§ Task instructions
Every line of the data that contains the string "JSON" must be copied.
Extracted data below:
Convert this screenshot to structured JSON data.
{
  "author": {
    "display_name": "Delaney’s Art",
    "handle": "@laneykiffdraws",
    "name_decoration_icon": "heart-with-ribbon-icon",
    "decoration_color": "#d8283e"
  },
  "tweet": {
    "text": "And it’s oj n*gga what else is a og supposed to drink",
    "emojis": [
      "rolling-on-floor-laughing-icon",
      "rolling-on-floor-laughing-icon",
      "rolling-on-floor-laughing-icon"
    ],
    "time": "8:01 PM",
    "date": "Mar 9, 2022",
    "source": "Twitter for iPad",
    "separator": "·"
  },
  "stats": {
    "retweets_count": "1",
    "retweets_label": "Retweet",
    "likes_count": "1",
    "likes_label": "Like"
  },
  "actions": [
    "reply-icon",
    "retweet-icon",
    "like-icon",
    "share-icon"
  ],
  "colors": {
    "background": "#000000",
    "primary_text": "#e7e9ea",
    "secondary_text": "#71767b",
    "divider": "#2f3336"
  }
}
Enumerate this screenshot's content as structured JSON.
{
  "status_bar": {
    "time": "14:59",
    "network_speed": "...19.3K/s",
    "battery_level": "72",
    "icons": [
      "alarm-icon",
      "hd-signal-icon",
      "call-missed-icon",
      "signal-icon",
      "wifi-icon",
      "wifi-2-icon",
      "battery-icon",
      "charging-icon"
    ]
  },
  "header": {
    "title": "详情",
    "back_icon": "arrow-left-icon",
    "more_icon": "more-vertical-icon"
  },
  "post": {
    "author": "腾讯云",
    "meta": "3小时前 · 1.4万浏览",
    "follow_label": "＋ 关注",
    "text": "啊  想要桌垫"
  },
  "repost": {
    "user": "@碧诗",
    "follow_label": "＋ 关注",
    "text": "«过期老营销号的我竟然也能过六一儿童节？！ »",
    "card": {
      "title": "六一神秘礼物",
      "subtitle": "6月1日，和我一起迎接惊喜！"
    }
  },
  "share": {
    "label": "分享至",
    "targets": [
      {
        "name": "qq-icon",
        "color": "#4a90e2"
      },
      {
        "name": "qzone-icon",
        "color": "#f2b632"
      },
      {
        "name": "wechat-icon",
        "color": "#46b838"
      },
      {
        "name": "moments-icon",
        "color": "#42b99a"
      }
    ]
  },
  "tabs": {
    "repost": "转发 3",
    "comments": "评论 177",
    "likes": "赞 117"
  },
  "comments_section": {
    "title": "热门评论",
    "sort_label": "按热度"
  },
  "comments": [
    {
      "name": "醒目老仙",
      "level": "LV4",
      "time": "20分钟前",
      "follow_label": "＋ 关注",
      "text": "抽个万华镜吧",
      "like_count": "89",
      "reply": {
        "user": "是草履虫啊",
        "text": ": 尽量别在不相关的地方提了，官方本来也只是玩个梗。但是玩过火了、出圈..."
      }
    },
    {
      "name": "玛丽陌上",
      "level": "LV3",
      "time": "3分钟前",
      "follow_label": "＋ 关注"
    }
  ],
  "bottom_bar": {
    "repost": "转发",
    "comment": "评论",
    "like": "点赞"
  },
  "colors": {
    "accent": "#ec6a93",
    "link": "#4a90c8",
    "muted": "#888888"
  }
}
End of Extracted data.
§ Solution for this problem
Convert this screenshot to structured JSON data.
Enumerate this screenshot's content as structured JSON.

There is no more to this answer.